▶ **What needs to be done**: What is needed is an exact copy of the records below, with the pictures left out.

Source records:
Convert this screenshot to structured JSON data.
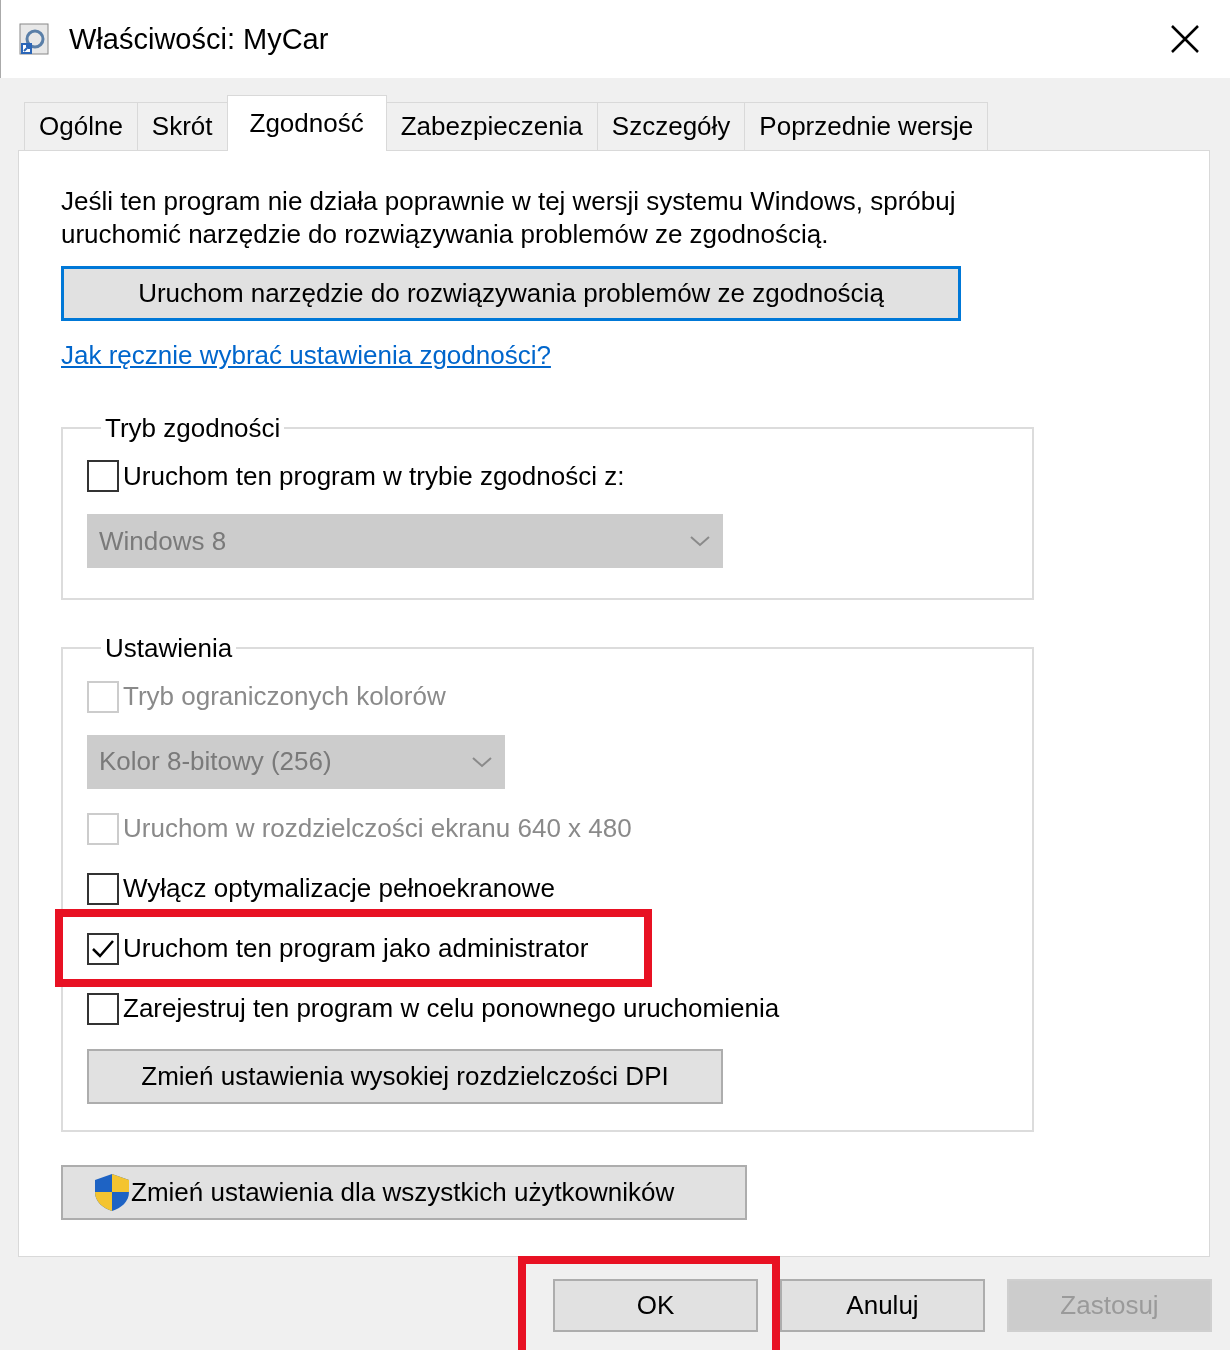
{
  "window": {
    "title": "Właściwości: MyCar"
  },
  "tabs": [
    {
      "label": "Ogólne",
      "selected": false
    },
    {
      "label": "Skrót",
      "selected": false
    },
    {
      "label": "Zgodność",
      "selected": true
    },
    {
      "label": "Zabezpieczenia",
      "selected": false
    },
    {
      "label": "Szczegóły",
      "selected": false
    },
    {
      "label": "Poprzednie wersje",
      "selected": false
    }
  ],
  "intro": "Jeśli ten program nie działa poprawnie w tej wersji systemu Windows, spróbuj uruchomić narzędzie do rozwiązywania problemów ze zgodnością.",
  "troubleshooter_button": {
    "label": "Uruchom narzędzie do rozwiązywania problemów ze zgodnością",
    "focused": true
  },
  "help_link": "Jak ręcznie wybrać ustawienia zgodności?",
  "groups": [
    {
      "title": "Tryb zgodności",
      "items": [
        {
          "kind": "checkbox",
          "label": "Uruchom ten program w trybie zgodności z:",
          "checked": false,
          "disabled": false,
          "highlighted": false
        },
        {
          "kind": "dropdown",
          "value": "Windows 8",
          "disabled": true,
          "wide": true
        }
      ]
    },
    {
      "title": "Ustawienia",
      "items": [
        {
          "kind": "checkbox",
          "label": "Tryb ograniczonych kolorów",
          "checked": false,
          "disabled": true,
          "highlighted": false
        },
        {
          "kind": "dropdown",
          "value": "Kolor 8-bitowy (256)",
          "disabled": true,
          "wide": false
        },
        {
          "kind": "checkbox",
          "label": "Uruchom w rozdzielczości ekranu 640 x 480",
          "checked": false,
          "disabled": true,
          "highlighted": false
        },
        {
          "kind": "checkbox",
          "label": "Wyłącz optymalizacje pełnoekranowe",
          "checked": false,
          "disabled": false,
          "highlighted": false
        },
        {
          "kind": "checkbox",
          "label": "Uruchom ten program jako administrator",
          "checked": true,
          "disabled": false,
          "highlighted": true
        },
        {
          "kind": "checkbox",
          "label": "Zarejestruj ten program w celu ponownego uruchomienia",
          "checked": false,
          "disabled": false,
          "highlighted": false
        },
        {
          "kind": "button",
          "label": "Zmień ustawienia wysokiej rozdzielczości DPI"
        }
      ]
    }
  ],
  "all_users_button": {
    "label": "Zmień ustawienia dla wszystkich użytkowników"
  },
  "buttons": [
    {
      "label": "OK",
      "disabled": false,
      "highlighted": true
    },
    {
      "label": "Anuluj",
      "disabled": false,
      "highlighted": false
    },
    {
      "label": "Zastosuj",
      "disabled": true,
      "highlighted": false
    }
  ]
}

▶ **Solution to this task**:
Convert this screenshot to structured JSON data.
{
  "window": {
    "title": "Właściwości: MyCar"
  },
  "tabs": [
    {
      "label": "Ogólne",
      "selected": false
    },
    {
      "label": "Skrót",
      "selected": false
    },
    {
      "label": "Zgodność",
      "selected": true
    },
    {
      "label": "Zabezpieczenia",
      "selected": false
    },
    {
      "label": "Szczegóły",
      "selected": false
    },
    {
      "label": "Poprzednie wersje",
      "selected": false
    }
  ],
  "intro": "Jeśli ten program nie działa poprawnie w tej wersji systemu Windows, spróbuj uruchomić narzędzie do rozwiązywania problemów ze zgodnością.",
  "troubleshooter_button": {
    "label": "Uruchom narzędzie do rozwiązywania problemów ze zgodnością",
    "focused": true
  },
  "help_link": "Jak ręcznie wybrać ustawienia zgodności?",
  "groups": [
    {
      "title": "Tryb zgodności",
      "items": [
        {
          "kind": "checkbox",
          "label": "Uruchom ten program w trybie zgodności z:",
          "checked": false,
          "disabled": false,
          "highlighted": false
        },
        {
          "kind": "dropdown",
          "value": "Windows 8",
          "disabled": true,
          "wide": true
        }
      ]
    },
    {
      "title": "Ustawienia",
      "items": [
        {
          "kind": "checkbox",
          "label": "Tryb ograniczonych kolorów",
          "checked": false,
          "disabled": true,
          "highlighted": false
        },
        {
          "kind": "dropdown",
          "value": "Kolor 8-bitowy (256)",
          "disabled": true,
          "wide": false
        },
        {
          "kind": "checkbox",
          "label": "Uruchom w rozdzielczości ekranu 640 x 480",
          "checked": false,
          "disabled": true,
          "highlighted": false
        },
        {
          "kind": "checkbox",
          "label": "Wyłącz optymalizacje pełnoekranowe",
          "checked": false,
          "disabled": false,
          "highlighted": false
        },
        {
          "kind": "checkbox",
          "label": "Uruchom ten program jako administrator",
          "checked": true,
          "disabled": false,
          "highlighted": true
        },
        {
          "kind": "checkbox",
          "label": "Zarejestruj ten program w celu ponownego uruchomienia",
          "checked": false,
          "disabled": false,
          "highlighted": false
        },
        {
          "kind": "button",
          "label": "Zmień ustawienia wysokiej rozdzielczości DPI"
        }
      ]
    }
  ],
  "all_users_button": {
    "label": "Zmień ustawienia dla wszystkich użytkowników"
  },
  "buttons": [
    {
      "label": "OK",
      "disabled": false,
      "highlighted": true
    },
    {
      "label": "Anuluj",
      "disabled": false,
      "highlighted": false
    },
    {
      "label": "Zastosuj",
      "disabled": true,
      "highlighted": false
    }
  ]
}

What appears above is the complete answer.